Success Secrets for College-Bound Women: How to Prevent Sexual Assault
Sexual assault is a reality in today’s world. According to the The Campus Sexual Assault Study, one in five college women are victims of completed or attempted sexual assault while in college. College women and older women alike have to be vigilant to help to keep themselves safe.
Some steps in sexual assault prevention may seem like common sense, but it’s easy to forget or let them slide when you’re in a hurry or just not present. But no matter how busy or distracted you are, you need to ALWAYS be aware of your surroundings. Take a visual scan of the area before walking to your parked car, getting on an elevator or walking down a desolate street. Be fully present, free from headphones and cell phone- talking. Allow your senses to be alert. Check the back seat and underneath your car before getting in. Always carry your cell phone and a protective device like a whistle, mace, pepper spray- near your dominant hand, ready to be used.
Most important: Trust Your Intuition. Please know that your senses are impaired when you are high or drunk. Women have been gifted with a strong sense of intuition, yet often we are afraid or embarrassed to follow our gut. Often, we don’t want to seem “crazy” or like we are overreacting when we get a bad feeling about a stranger, or even someone we know, too close to one of us.
If your gut is giving you an uneasy feeling, trust it, and get away from the situation as quickly and safely as you can. It is better to be safe than sorry. I’m asking you to be aware, but not fearful. Fear is no fun and it can promote excess stress, but awareness can save your life.
It’s also important to remember that not all rapes are perpetrated by complete strangers. In fact, the majority are not. 90% of women know the person who sexually assaulted or raped them.
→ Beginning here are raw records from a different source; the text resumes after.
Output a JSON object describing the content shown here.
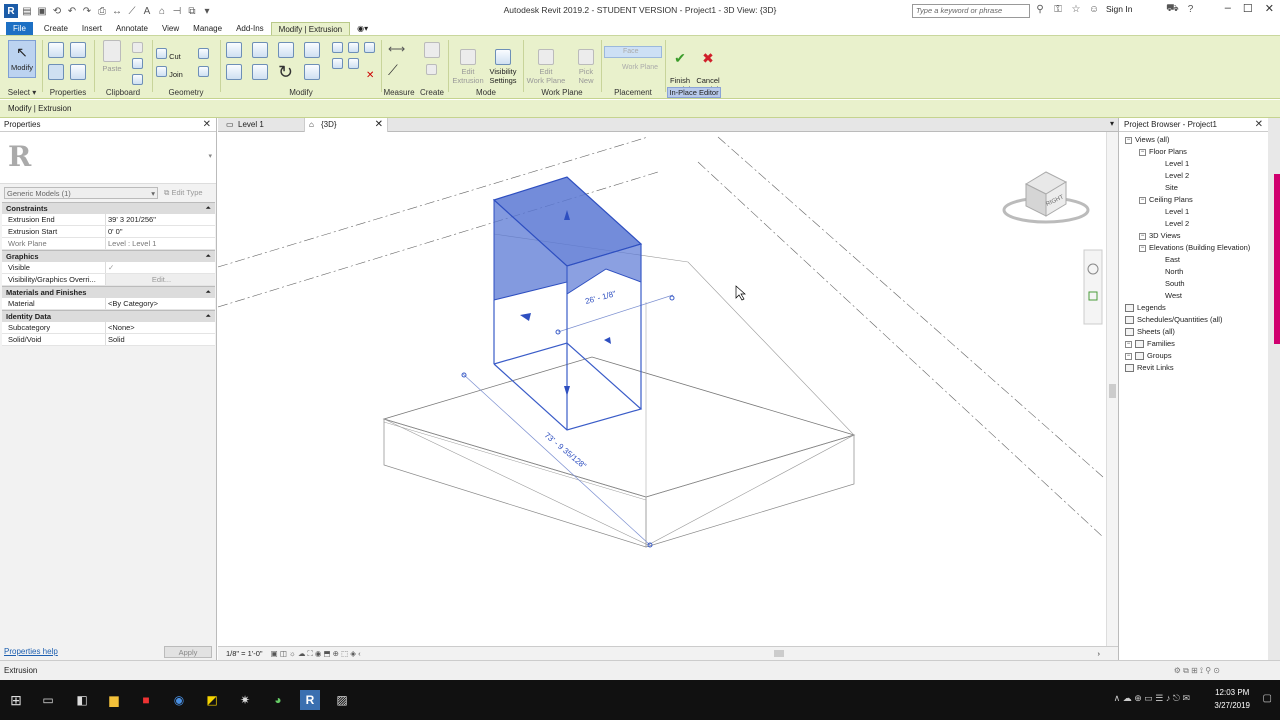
{
  "window": {
    "title": "Autodesk Revit 2019.2 - STUDENT VERSION - Project1 - 3D View: {3D}",
    "search_placeholder": "Type a keyword or phrase",
    "sign_in": "Sign In"
  },
  "menu": {
    "file": "File",
    "tabs": [
      "Create",
      "Insert",
      "Annotate",
      "View",
      "Manage",
      "Add-Ins",
      "Modify | Extrusion"
    ]
  },
  "ribbon": {
    "select": {
      "modify": "Modify",
      "select_label": "Select"
    },
    "properties_label": "Properties",
    "clipboard": {
      "paste": "Paste",
      "label": "Clipboard"
    },
    "geometry": {
      "cut": "Cut",
      "join": "Join",
      "label": "Geometry"
    },
    "modify_label": "Modify",
    "measure_label": "Measure",
    "create_label": "Create",
    "mode": {
      "edit_extrusion": "Edit\nExtrusion",
      "visibility_settings": "Visibility\nSettings",
      "label": "Mode"
    },
    "work_plane": {
      "edit_work_plane": "Edit\nWork Plane",
      "pick_new": "Pick\nNew",
      "label": "Work Plane"
    },
    "placement": {
      "face": "Face",
      "work_plane": "Work Plane",
      "label": "Placement"
    },
    "inplace": {
      "finish": "Finish\nModel",
      "cancel": "Cancel\nModel",
      "label": "In-Place Editor"
    }
  },
  "options_bar": "Modify | Extrusion",
  "properties": {
    "title": "Properties",
    "type_selector": "Generic Models (1)",
    "edit_type": "Edit Type",
    "sections": [
      {
        "name": "Constraints",
        "rows": [
          {
            "k": "Extrusion End",
            "v": "39'  3 201/256\""
          },
          {
            "k": "Extrusion Start",
            "v": "0'  0\""
          },
          {
            "k": "Work Plane",
            "v": "Level : Level 1"
          }
        ]
      },
      {
        "name": "Graphics",
        "rows": [
          {
            "k": "Visible",
            "v": "✓"
          },
          {
            "k": "Visibility/Graphics Overri...",
            "v": "Edit..."
          }
        ]
      },
      {
        "name": "Materials and Finishes",
        "rows": [
          {
            "k": "Material",
            "v": "<By Category>"
          }
        ]
      },
      {
        "name": "Identity Data",
        "rows": [
          {
            "k": "Subcategory",
            "v": "<None>"
          },
          {
            "k": "Solid/Void",
            "v": "Solid"
          }
        ]
      }
    ],
    "help": "Properties help",
    "apply": "Apply"
  },
  "view_tabs": [
    {
      "label": "Level 1"
    },
    {
      "label": "{3D}"
    }
  ],
  "viewport": {
    "dim_top": "26' - 1/8\"",
    "dim_bottom": "73' - 9 35/128\"",
    "viewcube_face": "RIGHT",
    "scale": "1/8\" = 1'-0\""
  },
  "browser": {
    "title": "Project Browser - Project1",
    "items": [
      {
        "label": "Views (all)",
        "level": 1,
        "type": "toggle"
      },
      {
        "label": "Floor Plans",
        "level": 2,
        "type": "toggle"
      },
      {
        "label": "Level 1",
        "level": 3,
        "type": "leaf"
      },
      {
        "label": "Level 2",
        "level": 3,
        "type": "leaf"
      },
      {
        "label": "Site",
        "level": 3,
        "type": "leaf"
      },
      {
        "label": "Ceiling Plans",
        "level": 2,
        "type": "toggle"
      },
      {
        "label": "Level 1",
        "level": 3,
        "type": "leaf"
      },
      {
        "label": "Level 2",
        "level": 3,
        "type": "leaf"
      },
      {
        "label": "3D Views",
        "level": 2,
        "type": "toggle"
      },
      {
        "label": "Elevations (Building Elevation)",
        "level": 2,
        "type": "toggle"
      },
      {
        "label": "East",
        "level": 3,
        "type": "leaf"
      },
      {
        "label": "North",
        "level": 3,
        "type": "leaf"
      },
      {
        "label": "South",
        "level": 3,
        "type": "leaf"
      },
      {
        "label": "West",
        "level": 3,
        "type": "leaf"
      },
      {
        "label": "Legends",
        "level": 1,
        "type": "icon"
      },
      {
        "label": "Schedules/Quantities (all)",
        "level": 1,
        "type": "icon"
      },
      {
        "label": "Sheets (all)",
        "level": 1,
        "type": "icon"
      },
      {
        "label": "Families",
        "level": 1,
        "type": "icon-toggle"
      },
      {
        "label": "Groups",
        "level": 1,
        "type": "icon-toggle"
      },
      {
        "label": "Revit Links",
        "level": 1,
        "type": "icon"
      }
    ]
  },
  "status": "Extrusion",
  "taskbar": {
    "time": "12:03 PM",
    "date": "3/27/2019"
  },
  "colors": {
    "accent": "#1d70c4",
    "ribbon": "#e9f1cc",
    "selection": "#3a5cc8"
  }
}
Date rapes and rapes that occur at parties are common on college campuses. Again, this not about living in fear, this information should motivate you to be aware and take control of your own safety.
Whenever going out on a date, make sure someone else knows where you are going and when you should be home. Download an app for your phone like Circle of 6 that allows you to send a “911” message quickly when you get in a dangerous situation, or have a friend call you at a certain time to check in.
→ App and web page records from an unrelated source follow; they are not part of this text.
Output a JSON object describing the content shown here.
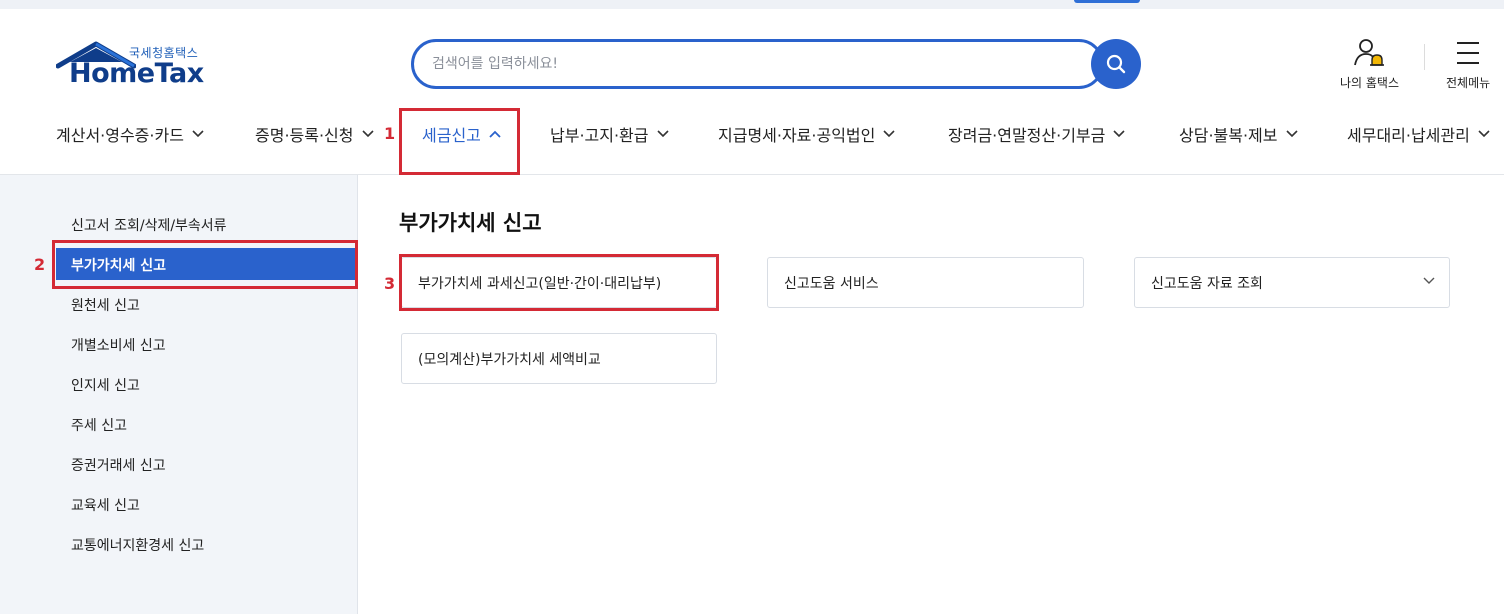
{
  "header": {
    "logo": {
      "korean": "국세청홈택스",
      "english": "HomeTax"
    },
    "search": {
      "placeholder": "검색어를 입력하세요!",
      "value": ""
    },
    "utility": {
      "my_hometax": "나의 홈택스",
      "all_menu": "전체메뉴"
    }
  },
  "nav": {
    "items": [
      {
        "label": "계산서·영수증·카드",
        "active": false
      },
      {
        "label": "증명·등록·신청",
        "active": false
      },
      {
        "label": "세금신고",
        "active": true
      },
      {
        "label": "납부·고지·환급",
        "active": false
      },
      {
        "label": "지급명세·자료·공익법인",
        "active": false
      },
      {
        "label": "장려금·연말정산·기부금",
        "active": false
      },
      {
        "label": "상담·불복·제보",
        "active": false
      },
      {
        "label": "세무대리·납세관리",
        "active": false
      }
    ]
  },
  "sidebar": {
    "items": [
      {
        "label": "신고서 조회/삭제/부속서류",
        "active": false
      },
      {
        "label": "부가가치세 신고",
        "active": true
      },
      {
        "label": "원천세 신고",
        "active": false
      },
      {
        "label": "개별소비세 신고",
        "active": false
      },
      {
        "label": "인지세 신고",
        "active": false
      },
      {
        "label": "주세 신고",
        "active": false
      },
      {
        "label": "증권거래세 신고",
        "active": false
      },
      {
        "label": "교육세 신고",
        "active": false
      },
      {
        "label": "교통에너지환경세 신고",
        "active": false
      }
    ]
  },
  "main": {
    "title": "부가가치세 신고",
    "cards": [
      {
        "label": "부가가치세 과세신고(일반·간이·대리납부)",
        "has_dropdown": false
      },
      {
        "label": "신고도움 서비스",
        "has_dropdown": false
      },
      {
        "label": "신고도움 자료 조회",
        "has_dropdown": true
      },
      {
        "label": "(모의계산)부가가치세 세액비교",
        "has_dropdown": false
      }
    ]
  },
  "annotations": {
    "step1": "1",
    "step2": "2",
    "step3": "3"
  },
  "colors": {
    "primary": "#2a62cc",
    "logo_navy": "#0f3d8a",
    "highlight_red": "#d42a35",
    "sidebar_bg": "#f2f5f9"
  }
}
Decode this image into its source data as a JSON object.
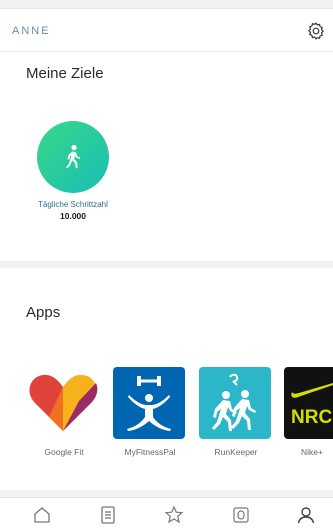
{
  "profile": {
    "name": "ANNE"
  },
  "goals": {
    "title": "Meine Ziele",
    "items": [
      {
        "label": "Tägliche Schrittzahl",
        "value": "10.000",
        "icon": "walking-person-icon"
      }
    ]
  },
  "apps": {
    "title": "Apps",
    "items": [
      {
        "label": "Google Fit",
        "icon": "google-fit-heart-icon"
      },
      {
        "label": "MyFitnessPal",
        "icon": "myfitnesspal-figure-icon",
        "mark": "+"
      },
      {
        "label": "RunKeeper",
        "icon": "runkeeper-runners-icon"
      },
      {
        "label": "Nike+",
        "icon": "nike-swoosh-icon",
        "mark": "NRC"
      }
    ]
  },
  "tabbar": {
    "items": [
      {
        "icon": "home-icon"
      },
      {
        "icon": "document-icon"
      },
      {
        "icon": "star-icon"
      },
      {
        "icon": "device-icon"
      },
      {
        "icon": "profile-icon"
      }
    ]
  },
  "colors": {
    "accent_teal": "#27c9a0",
    "myfitnesspal_blue": "#0066b2",
    "runkeeper_teal": "#2bb6c9",
    "nike_black": "#111111",
    "nike_yellow": "#cfe000"
  }
}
Never go to an isolated place with someone you don’t know very well. And never go along with a threatening persons commands to go to any other location. Not down a hall, not into a room, not into a car. Do whatever is necessary to get to a place where you can be seen and/or heard more easily.
Always have a sister when you go to a party. Keep an eye on one another during the night and make sure you leave together.
And when you are out at a party or club, be sure to never take your eyes off of your drink. Watch the bartender make it and keep it with you at all times. A recent report by the U.S. Department of Justice named drugged encounters as the leading cause of lack of self defense in sexual assaults. College-age women are also named a high risk group because of distractions, naiveté and aggressive stalking by perpetrators at clubs, bars and parties. Don’t let yourself or your friend become a statistic. DO NOT leave your drinks unattended.
Your safety is your responsibility and your right. Don’t be afraid to protect yourself in whatever ways present themselves to you at the time. Surviving and/or thriving, despite the bad intentions of others, is a success.
Which changes can you make in your life to help prevent the possibility of sexual assault?
Lacey C. Clark!, a Founder’s Scholar graduate of New York University is a speaker, and the author of Phenomenally U: A Young Woman’s Guide to Being Smart, Safe and Successful in College. She is available for small and large meetings, church events, academic speaking engagements and seminars. Please visit Lacey C. Clark!’s website at www.phenomenally-u.com or call (913) 735-3568 to book her for a speaking engagement or media event.